Even more worrying is the so far deafening silence of the traditional defenders of the Internet. Where is Google? Where is Amazon? Where is Yahoo? Where is Facebook? I have a bad feeling they are starting to come around to a “fast lane” as a super-excellent protective barrier for their own businesses. “Hmmm, if we create a false impression of scarcity we can jack up the cost of getting decent service and prevent anyone from challenging us. And it won’t really cost us anything since we can just pass along those costs to the end consumer.“ Although I am hoping their PR types realize they have to line up against this. Or their HR types; the smart developers don’t generally want to work for Darth Vader.
Wheeler’s assurances about the FCC’s aggressive regulation and “commercially reasonable terms” language are transparently horse-pucky. But even if meant honestly, that just puts the FCC in an endless round of refereeing. More important, it leaves the door open for a future FCC to give away the store.
Having said all that, this is in some ways not that big a deal in practical terms.
- I STILL think that the cost and pain of paying for that “special access” will drive the vast majority of Internet services to develop solely for the “slow lane” version. Especially anyone seeking global reach. It would be an administrative nightmare to try and negotiate separate “fast lane” agreements with the literally tens of thousands of Internet providers out there. Which is arguably another great barrier to entry for those who can afford the lawyers (Google, Facebook, Amazon), but still a raving pain for all concerned. As a metaphor, it’ll be easier to just ride in the regular lane vs juggling literally thousands of different electronic toll tags.

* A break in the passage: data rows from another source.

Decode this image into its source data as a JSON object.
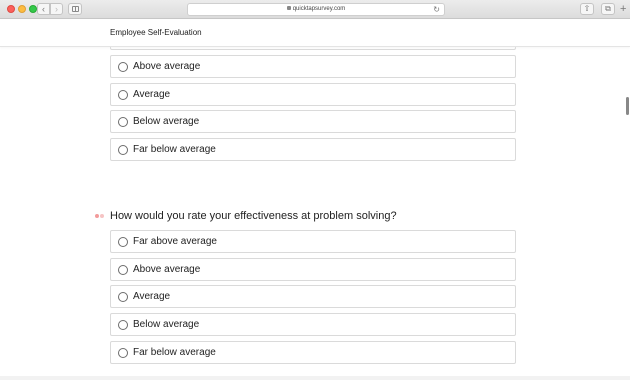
{
  "browser": {
    "url": "quicktapsurvey.com",
    "icons": {
      "back": "chevron-left-icon",
      "forward": "chevron-right-icon",
      "reload": "reload-icon",
      "share": "share-icon",
      "tabs": "tabs-icon",
      "new_tab": "plus-icon"
    },
    "back_glyph": "‹",
    "forward_glyph": "›",
    "reload_glyph": "↻",
    "share_glyph": "⇧",
    "tabs_glyph": "⧉",
    "plus_glyph": "+"
  },
  "header": {
    "title": "Employee Self-Evaluation"
  },
  "question_1_options": [
    {
      "label": "Above average"
    },
    {
      "label": "Average"
    },
    {
      "label": "Below average"
    },
    {
      "label": "Far below average"
    }
  ],
  "question_2": {
    "text": "How would you rate your effectiveness at problem solving?",
    "options": [
      {
        "label": "Far above average"
      },
      {
        "label": "Above average"
      },
      {
        "label": "Average"
      },
      {
        "label": "Below average"
      },
      {
        "label": "Far below average"
      }
    ]
  },
  "colors": {
    "required_marker": "#f29b9b",
    "option_border": "#dadada"
  }
}
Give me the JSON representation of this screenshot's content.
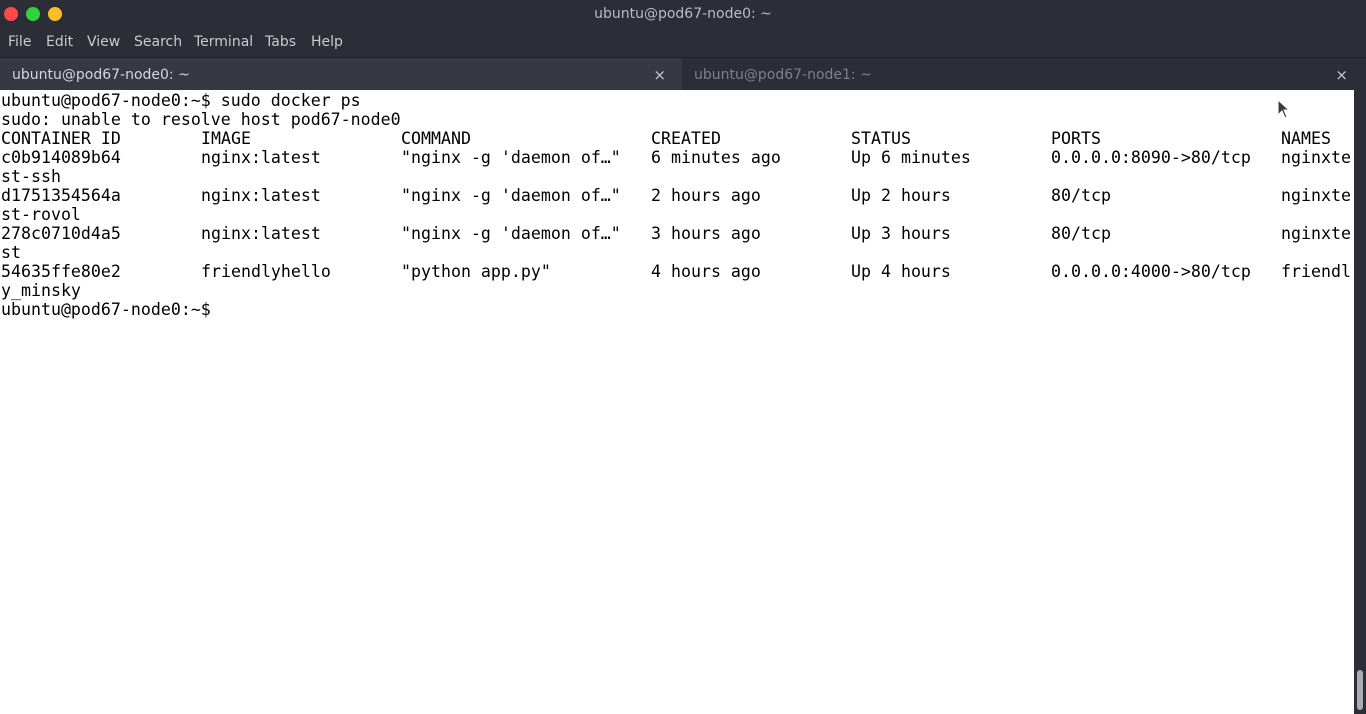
{
  "window": {
    "title": "ubuntu@pod67-node0: ~"
  },
  "menu": {
    "items": [
      "File",
      "Edit",
      "View",
      "Search",
      "Terminal",
      "Tabs",
      "Help"
    ]
  },
  "tabs": [
    {
      "label": "ubuntu@pod67-node0: ~",
      "close": "×"
    },
    {
      "label": "ubuntu@pod67-node1: ~",
      "close": "×"
    }
  ],
  "terminal": {
    "command_line": "ubuntu@pod67-node0:~$ sudo docker ps",
    "warning": "sudo: unable to resolve host pod67-node0",
    "headers": [
      "CONTAINER ID",
      "IMAGE",
      "COMMAND",
      "CREATED",
      "STATUS",
      "PORTS",
      "NAMES"
    ],
    "rows": [
      {
        "cells": [
          "c0b914089b64",
          "nginx:latest",
          "\"nginx -g 'daemon of…\"",
          "6 minutes ago",
          "Up 6 minutes",
          "0.0.0.0:8090->80/tcp",
          "nginxte"
        ],
        "wrap": "st-ssh"
      },
      {
        "cells": [
          "d1751354564a",
          "nginx:latest",
          "\"nginx -g 'daemon of…\"",
          "2 hours ago",
          "Up 2 hours",
          "80/tcp",
          "nginxte"
        ],
        "wrap": "st-rovol"
      },
      {
        "cells": [
          "278c0710d4a5",
          "nginx:latest",
          "\"nginx -g 'daemon of…\"",
          "3 hours ago",
          "Up 3 hours",
          "80/tcp",
          "nginxte"
        ],
        "wrap": "st"
      },
      {
        "cells": [
          "54635ffe80e2",
          "friendlyhello",
          "\"python app.py\"",
          "4 hours ago",
          "Up 4 hours",
          "0.0.0.0:4000->80/tcp",
          "friendl"
        ],
        "wrap": "y_minsky"
      }
    ],
    "prompt": "ubuntu@pod67-node0:~$"
  }
}
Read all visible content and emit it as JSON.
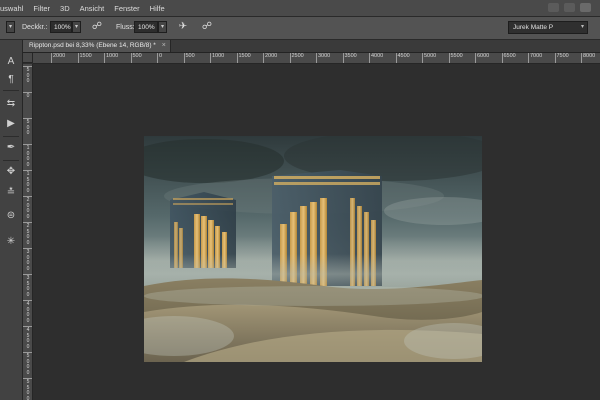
{
  "menubar": {
    "items": [
      "uswahl",
      "Filter",
      "3D",
      "Ansicht",
      "Fenster",
      "Hilfe"
    ]
  },
  "options": {
    "deckkraft_label": "Deckkr.:",
    "deckkraft_value": "100%",
    "fluss_label": "Fluss:",
    "fluss_value": "100%",
    "workspace": "Jurek Matte P"
  },
  "document": {
    "tab_label": "Rippton.psd bei 8,33% (Ebene 14, RGB/8) *",
    "tab_close": "×"
  },
  "ruler": {
    "h_ticks": [
      "2000",
      "1500",
      "1000",
      "500",
      "0",
      "500",
      "1000",
      "1500",
      "2000",
      "2500",
      "3000",
      "3500",
      "4000",
      "4500",
      "5000",
      "5500",
      "6000",
      "6500",
      "7000",
      "7500",
      "8000"
    ],
    "v_ticks": [
      [
        "5",
        "0",
        "0"
      ],
      [
        "0"
      ],
      [
        "5",
        "0",
        "0"
      ],
      [
        "1",
        "0",
        "0",
        "0"
      ],
      [
        "1",
        "5",
        "0",
        "0"
      ],
      [
        "2",
        "0",
        "0",
        "0"
      ],
      [
        "2",
        "5",
        "0",
        "0"
      ],
      [
        "3",
        "0",
        "0",
        "0"
      ],
      [
        "3",
        "5",
        "0",
        "0"
      ],
      [
        "4",
        "0",
        "0",
        "0"
      ],
      [
        "4",
        "5",
        "0",
        "0"
      ],
      [
        "5",
        "0",
        "0",
        "0"
      ],
      [
        "5",
        "5",
        "0",
        "0"
      ]
    ]
  },
  "toolbar": {
    "tools": [
      "text-icon",
      "paragraph-icon",
      "transform-icon",
      "play-icon",
      "pen-icon",
      "paint-icon",
      "adjust-icon",
      "layers-icon",
      "settings-icon"
    ]
  }
}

- The “fast lane access” model would probably mostly end up applying to wide-distribution video streaming (ie. TV and Netflix-esque services). That still sucks, but “the Internet” and “content” is a whole lot more than just video.
- There will be a huge economic incentive to evade the fast lane – especially if it really starts to make money (becoming a real cost). There are many creative technical ways to get around this rule. For example, delivering video from a terabit-sized local hard drive that is recharged overnight versus via direct streaming. Its worth remembering that Internet video first took off as downloading (remember BitTorrent?). It can very easily return to its roots.
- I still think “the Gigabit” cat is out of the bag. The false impression of bandwidth scarcity has worn too thin. And too many people understand that more bandwidth does not mean “more expensive” bandwidth – e.g. everyone who bought that gigabit home router at Best Buy for $10 more than the megabit version. The emperors remain naked.
So I think the Internet will survive. It is more disturbing as a painfully naked exercise in crony capitalism. This move has nothing to do with the public good. It is just a give-away from those in power to those in power.
Obama came in making a lot of promises about preserving the open, innovative Internet. Six years later, his ex-cable-lobbyist FCC chair serves up this shit sandwich. It is probably less bad than whatever Romney would have put on our plates. But that just means less fragrant smeared less thick.* We deserve better.
* Of course, Obama also made a lot of promises about standing up to Wall Street, reining in surveillance, and blah blah blah so maybe I shouldn’t be so surprised. And he was probably still probably “better than the alternative.” But I am getting tired of that rationalization.